You’d have to look pretty hard to find the performance difference between a netbook from 2008 and one from 2012. While Intel has been steadily reducing power consumption of the Atom processors for laptop and desktop computers, the company hasn’t really done much to boost overall performance, aside from adding support for HD video playback in recent years.
That could change with Intel’s upcoming Intel Atom Bay Trail chips. According to some leaked product slides from 3DCenter, the next-generation of Intel chips could offer up to twice the performance and 3 times the graphics power of previous Atom chips.
We’ve already seen some of the highlights of Intel’s upcoming “Bay Trail” processors, including:
- Support for up to four 64-bit cores
- Support for out-of-order execution
- Moving from a 32nm to a 22nm design

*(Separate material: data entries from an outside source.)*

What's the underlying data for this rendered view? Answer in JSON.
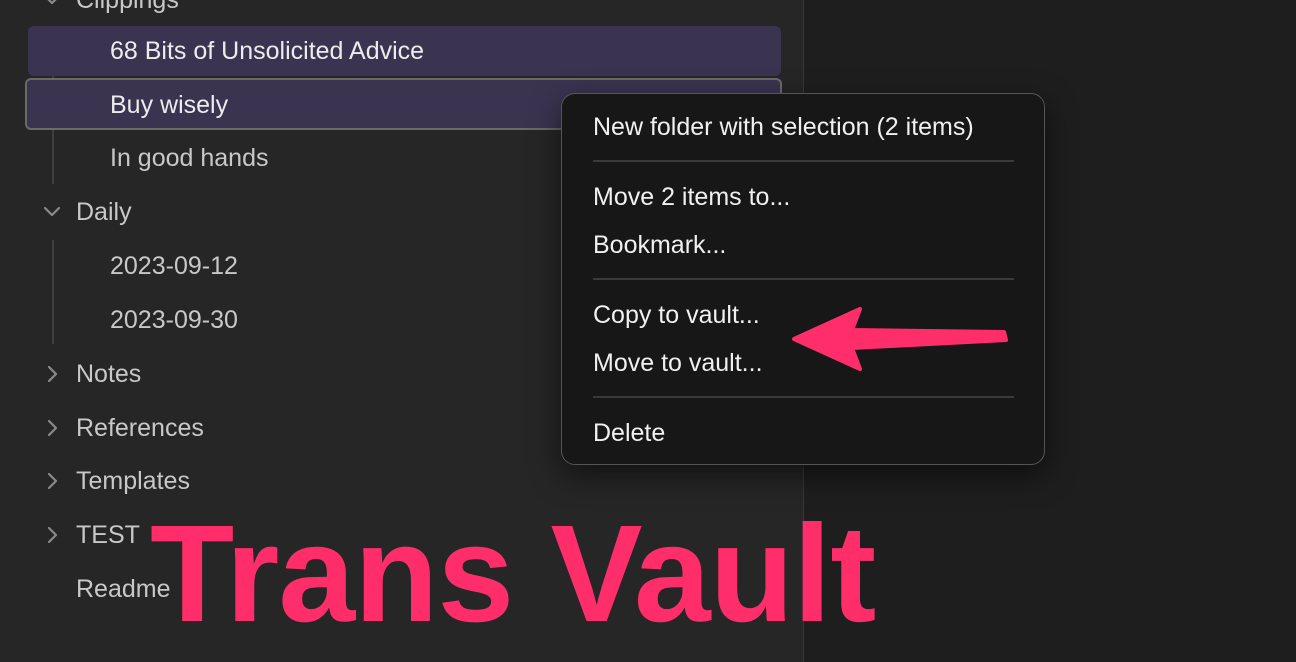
{
  "file_tree": {
    "partial_folder": "Clippings",
    "clippings_items": [
      {
        "label": "68 Bits of Unsolicited Advice"
      },
      {
        "label": "Buy wisely"
      },
      {
        "label": "In good hands"
      }
    ],
    "daily": {
      "label": "Daily",
      "items": [
        {
          "label": "2023-09-12"
        },
        {
          "label": "2023-09-30"
        }
      ]
    },
    "folders": [
      {
        "label": "Notes"
      },
      {
        "label": "References"
      },
      {
        "label": "Templates"
      },
      {
        "label": "TEST"
      }
    ],
    "root_file": "Readme"
  },
  "context_menu": {
    "new_folder": "New folder with selection (2 items)",
    "move_items": "Move 2 items to...",
    "bookmark": "Bookmark...",
    "copy_to_vault": "Copy to vault...",
    "move_to_vault": "Move to vault...",
    "delete": "Delete"
  },
  "annotation": {
    "title": "Trans Vault",
    "color": "#ff2e6b"
  },
  "colors": {
    "selection": "#3b3451",
    "menu_bg": "#171717",
    "sidebar_bg": "#262626"
  }
}
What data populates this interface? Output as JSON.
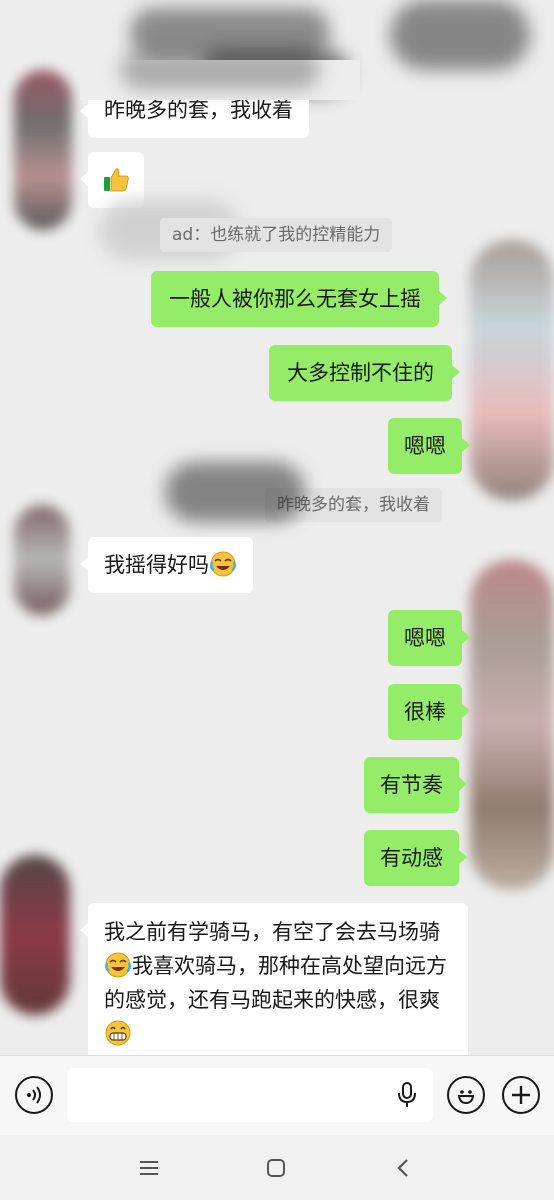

- Moving from PowerVR graphics to Intel HD 4000 graphics
The new chips will be based on a new “Valleyview” core which is a complete system-on-a-chip, unlike Intel’s earlier Cedarview platform which used two chips.
One of the biggest changes is support for out-of-order execution, which Intel says will make the new processors between 50 and 100 percent faster than Cedar Trail chips. The move to Intel HD graphics will also add support for DirectX 11 and screen resolutions up to 2560 x 1600 pixels.
While the netbook market isn’t what it used to be, Intel still sees a few different applications for its Bay Trail processors:
- Bay Trail-M chips will be used for inexpensive notebooks (succeeding Intel’s Cedar Trail chips).
- Bay Trail-T chips are designed for tablets (and will likely replace today’s Clover trail processors).
- Desktop, nettop and similar computers will get Bay Trail-D chips.
The tablet chips will be designed to use less than 3W of power, while the notebook chips will hit 6.5W and the desktop processors will use up to 12W.
None of these processors will offer the kind of performance you’d expect from an Intel Core i3, or the latest Celeron processors. But for the first time it looks like Intel is getting serious about giving its low power, inexpensive Atom chips a big performance boost.
The new chips are expected to go into testing early this year, and should hit the streets in early 2014.
You can find more sliders at 3DCenter.